Sharan and I are in our second week at the Wintergreen Summer Music Festival. Yesterday we went for a half-day hike on the Appalachian Trail. Views into the Shenandoah Valley were magnificent.
Because the trail was rocky and uneven, for me walking was awkward and occasionally quite challenging. In the steepest parts I resorted to using all fours (not elegant, but effective). Every fifteen minutes or so, my swift trail mates waited for me to catch up.
Our hosts offered me a walking staff to use for the hike. I had never tried one before, but discovered a third “leg” was helpful in traversing uneven ground.
Early on, it was a fun toy. Initially, I held it in my strong right hand, but soon I practiced coordination skills by holding it in my (stroke-affected) left hand.
Challenging my disabled side always results in a change in consciousness, which opens doors to new insights and thinking projects. Yesterday I found myself playing a really quick game about triangles. I imagined my two feet and the tip of the walking stick as vertices.

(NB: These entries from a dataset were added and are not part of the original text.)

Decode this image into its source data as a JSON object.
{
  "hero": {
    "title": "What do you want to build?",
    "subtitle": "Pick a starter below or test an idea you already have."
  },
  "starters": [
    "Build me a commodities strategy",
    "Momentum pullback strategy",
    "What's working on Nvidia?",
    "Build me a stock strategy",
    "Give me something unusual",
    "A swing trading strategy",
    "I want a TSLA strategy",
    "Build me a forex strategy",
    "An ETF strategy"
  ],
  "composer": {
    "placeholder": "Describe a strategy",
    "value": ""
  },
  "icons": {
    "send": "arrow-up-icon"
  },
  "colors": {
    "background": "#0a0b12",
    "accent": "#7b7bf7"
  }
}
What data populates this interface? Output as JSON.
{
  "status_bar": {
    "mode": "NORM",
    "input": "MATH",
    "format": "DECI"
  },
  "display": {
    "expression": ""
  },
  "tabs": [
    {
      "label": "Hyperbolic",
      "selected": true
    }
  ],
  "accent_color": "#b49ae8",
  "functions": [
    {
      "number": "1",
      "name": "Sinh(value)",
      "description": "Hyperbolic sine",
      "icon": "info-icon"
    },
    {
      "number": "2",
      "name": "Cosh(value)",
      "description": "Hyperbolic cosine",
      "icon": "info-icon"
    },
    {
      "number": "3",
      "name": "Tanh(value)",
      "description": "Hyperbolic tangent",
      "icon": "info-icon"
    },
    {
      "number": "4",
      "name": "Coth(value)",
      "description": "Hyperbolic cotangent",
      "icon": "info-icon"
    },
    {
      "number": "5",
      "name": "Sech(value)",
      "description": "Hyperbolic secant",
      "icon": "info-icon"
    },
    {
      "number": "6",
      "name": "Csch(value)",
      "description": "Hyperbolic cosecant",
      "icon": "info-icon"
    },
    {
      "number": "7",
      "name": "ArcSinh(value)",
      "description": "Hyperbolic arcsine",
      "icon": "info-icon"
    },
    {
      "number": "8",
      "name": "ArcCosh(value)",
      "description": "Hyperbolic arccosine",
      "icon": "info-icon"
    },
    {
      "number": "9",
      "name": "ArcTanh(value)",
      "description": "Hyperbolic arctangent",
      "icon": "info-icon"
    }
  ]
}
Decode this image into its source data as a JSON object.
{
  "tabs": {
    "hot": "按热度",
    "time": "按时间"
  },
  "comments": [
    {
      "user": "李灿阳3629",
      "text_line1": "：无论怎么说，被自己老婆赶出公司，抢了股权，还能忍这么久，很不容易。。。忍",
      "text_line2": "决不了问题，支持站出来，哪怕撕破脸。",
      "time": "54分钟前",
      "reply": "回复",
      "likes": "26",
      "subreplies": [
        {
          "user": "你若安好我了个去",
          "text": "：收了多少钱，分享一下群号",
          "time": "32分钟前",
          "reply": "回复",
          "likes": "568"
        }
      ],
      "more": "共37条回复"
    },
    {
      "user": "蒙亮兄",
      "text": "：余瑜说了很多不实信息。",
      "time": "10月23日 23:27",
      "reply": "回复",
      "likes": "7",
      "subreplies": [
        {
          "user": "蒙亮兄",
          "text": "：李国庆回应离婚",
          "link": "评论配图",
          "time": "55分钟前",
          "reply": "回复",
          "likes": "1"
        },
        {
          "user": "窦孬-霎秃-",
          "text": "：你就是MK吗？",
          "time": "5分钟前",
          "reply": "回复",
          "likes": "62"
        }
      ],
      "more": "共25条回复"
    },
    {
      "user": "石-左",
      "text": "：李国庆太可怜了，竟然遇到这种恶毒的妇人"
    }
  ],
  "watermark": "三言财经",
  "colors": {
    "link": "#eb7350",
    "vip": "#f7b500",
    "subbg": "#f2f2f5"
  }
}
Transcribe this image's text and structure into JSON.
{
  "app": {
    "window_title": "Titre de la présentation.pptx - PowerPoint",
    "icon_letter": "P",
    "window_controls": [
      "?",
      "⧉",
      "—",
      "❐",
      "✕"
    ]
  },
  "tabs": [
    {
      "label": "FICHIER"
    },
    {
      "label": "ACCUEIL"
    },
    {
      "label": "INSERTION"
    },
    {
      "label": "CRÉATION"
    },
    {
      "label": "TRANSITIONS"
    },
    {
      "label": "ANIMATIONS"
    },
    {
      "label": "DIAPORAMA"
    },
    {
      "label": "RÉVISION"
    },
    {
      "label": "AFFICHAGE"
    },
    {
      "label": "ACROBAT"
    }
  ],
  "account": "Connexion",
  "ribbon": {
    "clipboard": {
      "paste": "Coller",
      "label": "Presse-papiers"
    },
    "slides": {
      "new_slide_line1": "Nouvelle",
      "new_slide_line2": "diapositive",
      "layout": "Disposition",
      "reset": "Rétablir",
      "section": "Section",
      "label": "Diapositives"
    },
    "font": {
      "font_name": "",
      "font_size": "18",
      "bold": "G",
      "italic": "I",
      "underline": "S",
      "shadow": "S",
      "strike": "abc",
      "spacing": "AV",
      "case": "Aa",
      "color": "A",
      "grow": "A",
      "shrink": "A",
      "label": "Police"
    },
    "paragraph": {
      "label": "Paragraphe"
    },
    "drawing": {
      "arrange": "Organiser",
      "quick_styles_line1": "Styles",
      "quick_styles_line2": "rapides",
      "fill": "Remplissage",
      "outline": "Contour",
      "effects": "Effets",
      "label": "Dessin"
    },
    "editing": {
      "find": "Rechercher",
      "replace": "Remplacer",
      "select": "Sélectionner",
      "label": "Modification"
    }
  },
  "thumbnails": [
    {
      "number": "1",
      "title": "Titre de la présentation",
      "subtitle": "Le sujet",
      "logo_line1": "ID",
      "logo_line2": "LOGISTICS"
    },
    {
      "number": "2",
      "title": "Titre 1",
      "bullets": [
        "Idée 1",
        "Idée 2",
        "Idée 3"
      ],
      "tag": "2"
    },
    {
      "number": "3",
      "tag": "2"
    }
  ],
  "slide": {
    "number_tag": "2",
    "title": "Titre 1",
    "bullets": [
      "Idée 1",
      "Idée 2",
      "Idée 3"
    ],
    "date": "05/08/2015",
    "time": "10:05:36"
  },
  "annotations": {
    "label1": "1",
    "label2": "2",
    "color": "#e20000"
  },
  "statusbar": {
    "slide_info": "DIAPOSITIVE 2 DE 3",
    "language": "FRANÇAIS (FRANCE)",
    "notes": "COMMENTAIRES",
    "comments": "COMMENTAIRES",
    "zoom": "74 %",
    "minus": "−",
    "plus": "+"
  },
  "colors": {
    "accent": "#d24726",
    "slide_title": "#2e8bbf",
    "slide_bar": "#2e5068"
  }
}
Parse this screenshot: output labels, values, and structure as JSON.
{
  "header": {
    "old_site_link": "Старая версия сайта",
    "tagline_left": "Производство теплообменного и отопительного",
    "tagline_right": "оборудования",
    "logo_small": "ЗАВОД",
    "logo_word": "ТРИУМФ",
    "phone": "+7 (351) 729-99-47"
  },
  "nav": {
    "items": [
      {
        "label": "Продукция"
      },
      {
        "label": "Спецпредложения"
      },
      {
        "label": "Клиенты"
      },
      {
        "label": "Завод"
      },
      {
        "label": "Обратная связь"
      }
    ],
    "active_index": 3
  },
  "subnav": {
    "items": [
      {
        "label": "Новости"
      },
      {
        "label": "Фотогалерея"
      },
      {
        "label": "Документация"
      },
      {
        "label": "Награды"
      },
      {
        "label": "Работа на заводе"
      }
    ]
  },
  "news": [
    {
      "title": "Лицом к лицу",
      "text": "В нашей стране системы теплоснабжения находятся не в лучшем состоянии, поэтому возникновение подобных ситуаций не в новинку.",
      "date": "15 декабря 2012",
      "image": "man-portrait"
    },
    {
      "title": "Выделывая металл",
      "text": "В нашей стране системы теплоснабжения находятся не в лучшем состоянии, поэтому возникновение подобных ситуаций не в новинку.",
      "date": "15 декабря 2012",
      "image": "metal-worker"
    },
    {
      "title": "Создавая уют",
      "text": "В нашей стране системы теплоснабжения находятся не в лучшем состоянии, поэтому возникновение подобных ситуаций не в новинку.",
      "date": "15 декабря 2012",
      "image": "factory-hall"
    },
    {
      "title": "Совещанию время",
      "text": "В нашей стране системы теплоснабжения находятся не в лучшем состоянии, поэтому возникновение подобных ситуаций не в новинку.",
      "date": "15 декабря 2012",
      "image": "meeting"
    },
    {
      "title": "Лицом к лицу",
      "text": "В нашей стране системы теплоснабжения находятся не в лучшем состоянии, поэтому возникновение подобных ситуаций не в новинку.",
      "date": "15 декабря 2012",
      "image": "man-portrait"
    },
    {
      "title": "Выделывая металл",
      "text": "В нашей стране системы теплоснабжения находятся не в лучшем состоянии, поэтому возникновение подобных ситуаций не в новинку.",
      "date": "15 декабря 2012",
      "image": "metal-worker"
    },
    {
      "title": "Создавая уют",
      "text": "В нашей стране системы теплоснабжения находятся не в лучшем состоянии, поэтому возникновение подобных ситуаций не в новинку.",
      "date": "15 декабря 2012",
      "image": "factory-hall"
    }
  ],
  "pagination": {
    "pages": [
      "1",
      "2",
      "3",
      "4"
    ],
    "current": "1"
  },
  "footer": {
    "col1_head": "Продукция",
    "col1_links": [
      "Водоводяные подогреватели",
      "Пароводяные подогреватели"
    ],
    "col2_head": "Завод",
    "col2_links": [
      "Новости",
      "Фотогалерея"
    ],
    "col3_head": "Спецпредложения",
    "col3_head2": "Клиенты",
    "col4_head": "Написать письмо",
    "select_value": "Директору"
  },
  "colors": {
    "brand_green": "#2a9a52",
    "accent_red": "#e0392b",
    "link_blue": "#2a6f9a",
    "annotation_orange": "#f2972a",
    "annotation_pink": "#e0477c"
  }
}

The triangle constantly shifted and inverted as I walked. And (because I was only conceptualizing in two dimensions) with each step the point momentarily become a line. It was difficult to follow the changes, especially if I tried too hard (in which case my thinking become labored, clumsy, and muddled).
I continue to do visualization exercises to strengthen my mental focus and imagination, often with color, sound, and shifting geometric figures. This game was new and fun. Since I could only hold the requisite attention for short periods of time, I played in installments.
As the hike progressed and I tired, my general coordination started to fade. I eventually came to realize that I was becoming overly reliant on the staff. So I stopped using it.